WHAT YOU ARE ASKED TO DO: What you return must match the listing below word for word.

• • • • • • •

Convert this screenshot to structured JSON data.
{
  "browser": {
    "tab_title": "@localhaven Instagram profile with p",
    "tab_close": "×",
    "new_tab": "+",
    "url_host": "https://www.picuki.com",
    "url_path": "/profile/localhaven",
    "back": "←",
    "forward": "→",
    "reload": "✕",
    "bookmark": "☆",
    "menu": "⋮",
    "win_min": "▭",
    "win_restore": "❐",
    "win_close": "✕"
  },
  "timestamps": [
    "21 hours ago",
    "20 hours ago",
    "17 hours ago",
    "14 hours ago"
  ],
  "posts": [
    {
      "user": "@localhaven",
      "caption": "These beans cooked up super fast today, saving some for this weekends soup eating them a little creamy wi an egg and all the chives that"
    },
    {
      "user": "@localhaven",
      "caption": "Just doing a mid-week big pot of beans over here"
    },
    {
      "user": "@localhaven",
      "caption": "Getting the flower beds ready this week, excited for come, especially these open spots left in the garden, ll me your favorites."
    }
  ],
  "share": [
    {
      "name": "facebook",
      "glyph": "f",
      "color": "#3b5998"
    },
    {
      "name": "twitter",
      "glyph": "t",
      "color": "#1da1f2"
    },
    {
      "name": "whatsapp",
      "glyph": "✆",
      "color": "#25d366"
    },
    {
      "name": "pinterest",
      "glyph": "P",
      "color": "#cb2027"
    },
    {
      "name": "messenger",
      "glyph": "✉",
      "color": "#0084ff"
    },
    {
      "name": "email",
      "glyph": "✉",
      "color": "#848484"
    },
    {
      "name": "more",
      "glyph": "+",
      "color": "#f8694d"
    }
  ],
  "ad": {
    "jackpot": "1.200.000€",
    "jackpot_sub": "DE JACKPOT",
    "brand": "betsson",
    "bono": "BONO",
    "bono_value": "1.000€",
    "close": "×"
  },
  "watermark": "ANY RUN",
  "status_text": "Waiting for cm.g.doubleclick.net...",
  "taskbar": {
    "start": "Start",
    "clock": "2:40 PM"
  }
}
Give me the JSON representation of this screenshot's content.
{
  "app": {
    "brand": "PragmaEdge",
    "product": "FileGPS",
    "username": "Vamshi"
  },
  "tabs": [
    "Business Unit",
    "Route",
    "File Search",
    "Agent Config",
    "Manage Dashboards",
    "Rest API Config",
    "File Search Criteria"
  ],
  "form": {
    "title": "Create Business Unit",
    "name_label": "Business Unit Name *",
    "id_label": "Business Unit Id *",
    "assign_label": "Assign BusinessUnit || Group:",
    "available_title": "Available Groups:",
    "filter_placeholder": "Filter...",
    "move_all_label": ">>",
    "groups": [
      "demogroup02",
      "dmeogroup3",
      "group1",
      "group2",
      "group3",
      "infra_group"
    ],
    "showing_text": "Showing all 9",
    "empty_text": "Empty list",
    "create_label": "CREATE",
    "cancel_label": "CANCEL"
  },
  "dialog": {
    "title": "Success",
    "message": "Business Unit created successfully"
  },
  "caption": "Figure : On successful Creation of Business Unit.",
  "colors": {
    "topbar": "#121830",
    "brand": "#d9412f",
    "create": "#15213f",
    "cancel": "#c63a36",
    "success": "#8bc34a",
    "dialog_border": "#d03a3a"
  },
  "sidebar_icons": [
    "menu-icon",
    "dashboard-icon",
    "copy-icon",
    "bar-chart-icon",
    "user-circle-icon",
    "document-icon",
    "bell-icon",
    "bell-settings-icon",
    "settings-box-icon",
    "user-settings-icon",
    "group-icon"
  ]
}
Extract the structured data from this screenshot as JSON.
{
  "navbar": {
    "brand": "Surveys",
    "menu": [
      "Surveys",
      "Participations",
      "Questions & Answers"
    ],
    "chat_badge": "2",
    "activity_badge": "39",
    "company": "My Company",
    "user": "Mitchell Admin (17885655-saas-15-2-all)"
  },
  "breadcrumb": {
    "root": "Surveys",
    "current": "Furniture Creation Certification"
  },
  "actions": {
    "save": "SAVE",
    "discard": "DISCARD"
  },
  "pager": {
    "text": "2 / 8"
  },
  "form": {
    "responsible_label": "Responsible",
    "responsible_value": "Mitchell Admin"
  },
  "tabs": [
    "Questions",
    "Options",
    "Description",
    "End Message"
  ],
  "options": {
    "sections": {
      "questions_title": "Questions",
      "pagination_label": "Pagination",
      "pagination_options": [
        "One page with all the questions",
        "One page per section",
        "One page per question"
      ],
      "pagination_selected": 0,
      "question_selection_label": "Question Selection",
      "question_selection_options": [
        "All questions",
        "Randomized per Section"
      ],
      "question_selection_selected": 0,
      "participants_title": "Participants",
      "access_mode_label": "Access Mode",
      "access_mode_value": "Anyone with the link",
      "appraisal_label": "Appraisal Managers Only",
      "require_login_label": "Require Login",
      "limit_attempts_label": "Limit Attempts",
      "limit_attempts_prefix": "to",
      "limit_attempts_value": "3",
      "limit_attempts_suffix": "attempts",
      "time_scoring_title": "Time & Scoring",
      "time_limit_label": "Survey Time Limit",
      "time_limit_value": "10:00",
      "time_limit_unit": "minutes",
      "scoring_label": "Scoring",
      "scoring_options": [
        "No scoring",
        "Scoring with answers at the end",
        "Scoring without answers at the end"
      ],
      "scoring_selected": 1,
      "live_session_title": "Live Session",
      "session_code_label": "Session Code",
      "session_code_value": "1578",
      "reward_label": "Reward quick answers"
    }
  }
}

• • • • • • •

ANSWER SECTION:
Convert this screenshot to structured JSON data.
{
  "browser": {
    "tab_title": "@localhaven Instagram profile with p",
    "tab_close": "×",
    "new_tab": "+",
    "url_host": "https://www.picuki.com",
    "url_path": "/profile/localhaven",
    "back": "←",
    "forward": "→",
    "reload": "✕",
    "bookmark": "☆",
    "menu": "⋮",
    "win_min": "▭",
    "win_restore": "❐",
    "win_close": "✕"
  },
  "timestamps": [
    "21 hours ago",
    "20 hours ago",
    "17 hours ago",
    "14 hours ago"
  ],
  "posts": [
    {
      "user": "@localhaven",
      "caption": "These beans cooked up super fast today, saving some for this weekends soup eating them a little creamy wi an egg and all the chives that"
    },
    {
      "user": "@localhaven",
      "caption": "Just doing a mid-week big pot of beans over here"
    },
    {
      "user": "@localhaven",
      "caption": "Getting the flower beds ready this week, excited for come, especially these open spots left in the garden, ll me your favorites."
    }
  ],
  "share": [
    {
      "name": "facebook",
      "glyph": "f",
      "color": "#3b5998"
    },
    {
      "name": "twitter",
      "glyph": "t",
      "color": "#1da1f2"
    },
    {
      "name": "whatsapp",
      "glyph": "✆",
      "color": "#25d366"
    },
    {
      "name": "pinterest",
      "glyph": "P",
      "color": "#cb2027"
    },
    {
      "name": "messenger",
      "glyph": "✉",
      "color": "#0084ff"
    },
    {
      "name": "email",
      "glyph": "✉",
      "color": "#848484"
    },
    {
      "name": "more",
      "glyph": "+",
      "color": "#f8694d"
    }
  ],
  "ad": {
    "jackpot": "1.200.000€",
    "jackpot_sub": "DE JACKPOT",
    "brand": "betsson",
    "bono": "BONO",
    "bono_value": "1.000€",
    "close": "×"
  },
  "watermark": "ANY RUN",
  "status_text": "Waiting for cm.g.doubleclick.net...",
  "taskbar": {
    "start": "Start",
    "clock": "2:40 PM"
  }
}
Give me the JSON representation of this screenshot's content.
{
  "app": {
    "brand": "PragmaEdge",
    "product": "FileGPS",
    "username": "Vamshi"
  },
  "tabs": [
    "Business Unit",
    "Route",
    "File Search",
    "Agent Config",
    "Manage Dashboards",
    "Rest API Config",
    "File Search Criteria"
  ],
  "form": {
    "title": "Create Business Unit",
    "name_label": "Business Unit Name *",
    "id_label": "Business Unit Id *",
    "assign_label": "Assign BusinessUnit || Group:",
    "available_title": "Available Groups:",
    "filter_placeholder": "Filter...",
    "move_all_label": ">>",
    "groups": [
      "demogroup02",
      "dmeogroup3",
      "group1",
      "group2",
      "group3",
      "infra_group"
    ],
    "showing_text": "Showing all 9",
    "empty_text": "Empty list",
    "create_label": "CREATE",
    "cancel_label": "CANCEL"
  },
  "dialog": {
    "title": "Success",
    "message": "Business Unit created successfully"
  },
  "caption": "Figure : On successful Creation of Business Unit.",
  "colors": {
    "topbar": "#121830",
    "brand": "#d9412f",
    "create": "#15213f",
    "cancel": "#c63a36",
    "success": "#8bc34a",
    "dialog_border": "#d03a3a"
  },
  "sidebar_icons": [
    "menu-icon",
    "dashboard-icon",
    "copy-icon",
    "bar-chart-icon",
    "user-circle-icon",
    "document-icon",
    "bell-icon",
    "bell-settings-icon",
    "settings-box-icon",
    "user-settings-icon",
    "group-icon"
  ]
}
Extract the structured data from this screenshot as JSON.
{
  "navbar": {
    "brand": "Surveys",
    "menu": [
      "Surveys",
      "Participations",
      "Questions & Answers"
    ],
    "chat_badge": "2",
    "activity_badge": "39",
    "company": "My Company",
    "user": "Mitchell Admin (17885655-saas-15-2-all)"
  },
  "breadcrumb": {
    "root": "Surveys",
    "current": "Furniture Creation Certification"
  },
  "actions": {
    "save": "SAVE",
    "discard": "DISCARD"
  },
  "pager": {
    "text": "2 / 8"
  },
  "form": {
    "responsible_label": "Responsible",
    "responsible_value": "Mitchell Admin"
  },
  "tabs": [
    "Questions",
    "Options",
    "Description",
    "End Message"
  ],
  "options": {
    "sections": {
      "questions_title": "Questions",
      "pagination_label": "Pagination",
      "pagination_options": [
        "One page with all the questions",
        "One page per section",
        "One page per question"
      ],
      "pagination_selected": 0,
      "question_selection_label": "Question Selection",
      "question_selection_options": [
        "All questions",
        "Randomized per Section"
      ],
      "question_selection_selected": 0,
      "participants_title": "Participants",
      "access_mode_label": "Access Mode",
      "access_mode_value": "Anyone with the link",
      "appraisal_label": "Appraisal Managers Only",
      "require_login_label": "Require Login",
      "limit_attempts_label": "Limit Attempts",
      "limit_attempts_prefix": "to",
      "limit_attempts_value": "3",
      "limit_attempts_suffix": "attempts",
      "time_scoring_title": "Time & Scoring",
      "time_limit_label": "Survey Time Limit",
      "time_limit_value": "10:00",
      "time_limit_unit": "minutes",
      "scoring_label": "Scoring",
      "scoring_options": [
        "No scoring",
        "Scoring with answers at the end",
        "Scoring without answers at the end"
      ],
      "scoring_selected": 1,
      "live_session_title": "Live Session",
      "session_code_label": "Session Code",
      "session_code_value": "1578",
      "reward_label": "Reward quick answers"
    }
  }
}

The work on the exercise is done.